Monday, 30 August 2010

It's the small things which leave the biggest impressions

About a month ago, I started turning a small piece of wasteland at the far end of my mum's garden into a vegetable patch.

Call me old - but I love growing things and people pay good money for a small plot of land like that - why not make the most of it!

Anyway, I was there a couple of weeks ago, digging away and plotting which vegetables would grow best in which spot, when suddenly my supernatural powers kicked in. My 'spidey senses' as a friend once described it. I felt hungry, but not in the 5pm pre-dinner way, but in that 'my sugars are dropping' way which no diabetic can mistake.

I whipped out my accu chek and tested my sugars.

Yep, 3.1 mmol, time for a break. I realised I had not packed an orange juice (*hangs head in diabetic shame*) and headed into my grandmother's apartment (they all live together, a little like the Walton's only without the funny names).

Now my grandmother is also a diabetic, but she is type 2, and although she watches what she eats and takes a tablet once a day, she would openly admit that diabetes has not really changed her life a great deal. She knows she has it, but as long as her yearly checks come back OK, she doesn't let it bother her. She doesn't test her sugars (at the doctors request), she still enjoys all the things she used to, and she doesn't have hypos or hypers.

The fact that I wear a pump and have to glug away on a carton of juice at such short notice, always seems to freak her out a bit. She doesn't really understand what a hypo is or how it feels. And I am quite happy for her not to know. I'd rather that than thinking of her shaking and panicking.

So I went to her and asked her for a cup of water with three teaspoons of sugar in it. She looked a little concerned, but tried her hardest not to let it show. She must have checked on me every 15 minutes after that, just to be sure.

But last week, I was coming to work on the garden again and Nanna was going to be out. She let me know where the key would be and she advised she would leave the garage open, so I could get to all the tools.

When I arrived, I busied myself getting all the pitchforks and shears out. But before I could make it to the garden, something caught my eye.

Because my Nanna is possibly one of the sweetest people alive, she had left in the garage, what I can only describe as a 'Diabetic's survival kit'.

There was a mars bar, parked next to a diet coke, a bag of sugar and a cup of water.

She knew that she would be out and there isn't a spare key to the house. So before going about her day and doing what she needed to. She first made sure that in the event of any wayward sugars, her grand daughter would be safe.

Something that small, has stayed with me for weeks and still makes me smile when I think about it.

Thought that might make someone smile.


  1. That's so sweet. I have always loved the concept of a survival kit for a diabetic (I think mine would have a carton of OJ, dextrose tablets and a couple of cereal bars in it).

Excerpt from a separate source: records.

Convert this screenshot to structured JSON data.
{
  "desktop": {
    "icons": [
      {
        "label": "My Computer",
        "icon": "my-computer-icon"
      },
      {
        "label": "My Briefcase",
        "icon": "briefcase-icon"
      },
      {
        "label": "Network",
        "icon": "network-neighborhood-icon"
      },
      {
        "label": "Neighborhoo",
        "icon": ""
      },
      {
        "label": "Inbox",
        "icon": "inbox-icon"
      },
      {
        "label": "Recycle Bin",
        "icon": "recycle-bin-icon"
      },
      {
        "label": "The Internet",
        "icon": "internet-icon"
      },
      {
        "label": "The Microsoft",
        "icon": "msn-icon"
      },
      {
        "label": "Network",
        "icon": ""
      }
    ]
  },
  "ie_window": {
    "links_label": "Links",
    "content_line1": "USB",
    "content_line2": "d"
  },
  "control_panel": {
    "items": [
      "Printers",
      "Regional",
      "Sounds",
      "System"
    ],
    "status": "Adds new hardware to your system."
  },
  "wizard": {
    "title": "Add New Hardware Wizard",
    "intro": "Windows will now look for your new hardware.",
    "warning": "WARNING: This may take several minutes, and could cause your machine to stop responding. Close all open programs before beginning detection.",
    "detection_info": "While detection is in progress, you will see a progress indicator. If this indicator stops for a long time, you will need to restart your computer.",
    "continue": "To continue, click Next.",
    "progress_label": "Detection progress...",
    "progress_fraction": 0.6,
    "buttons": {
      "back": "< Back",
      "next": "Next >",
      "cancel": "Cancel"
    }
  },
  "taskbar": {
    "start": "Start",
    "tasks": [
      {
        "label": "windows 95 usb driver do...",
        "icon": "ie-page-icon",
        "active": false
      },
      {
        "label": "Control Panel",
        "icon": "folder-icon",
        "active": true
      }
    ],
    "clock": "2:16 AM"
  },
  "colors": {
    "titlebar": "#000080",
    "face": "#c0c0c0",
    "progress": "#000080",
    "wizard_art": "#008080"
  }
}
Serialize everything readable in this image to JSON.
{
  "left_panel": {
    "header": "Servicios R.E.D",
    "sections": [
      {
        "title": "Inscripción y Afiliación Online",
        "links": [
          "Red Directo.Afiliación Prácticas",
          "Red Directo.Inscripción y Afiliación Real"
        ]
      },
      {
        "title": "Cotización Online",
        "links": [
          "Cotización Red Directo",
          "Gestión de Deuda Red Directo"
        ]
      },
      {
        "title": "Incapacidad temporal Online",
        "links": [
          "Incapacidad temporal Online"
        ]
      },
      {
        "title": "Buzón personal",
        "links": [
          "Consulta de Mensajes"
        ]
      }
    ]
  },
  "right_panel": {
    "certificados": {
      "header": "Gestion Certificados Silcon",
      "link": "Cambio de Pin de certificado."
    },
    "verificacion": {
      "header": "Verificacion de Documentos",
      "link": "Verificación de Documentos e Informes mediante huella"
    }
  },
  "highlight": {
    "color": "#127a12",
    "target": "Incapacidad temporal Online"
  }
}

  2. Aw thats lovely!I didnt realise Mrs Miners was your grandmother!! I loved her at school!

  3. Hey Louise,

    Yup, Nanna Miners is mine!

    And she is a wonderful human being


  4. read that twice it was so lovely - about a lovely lady written by a lovely lady, my mum, my niece, lucky me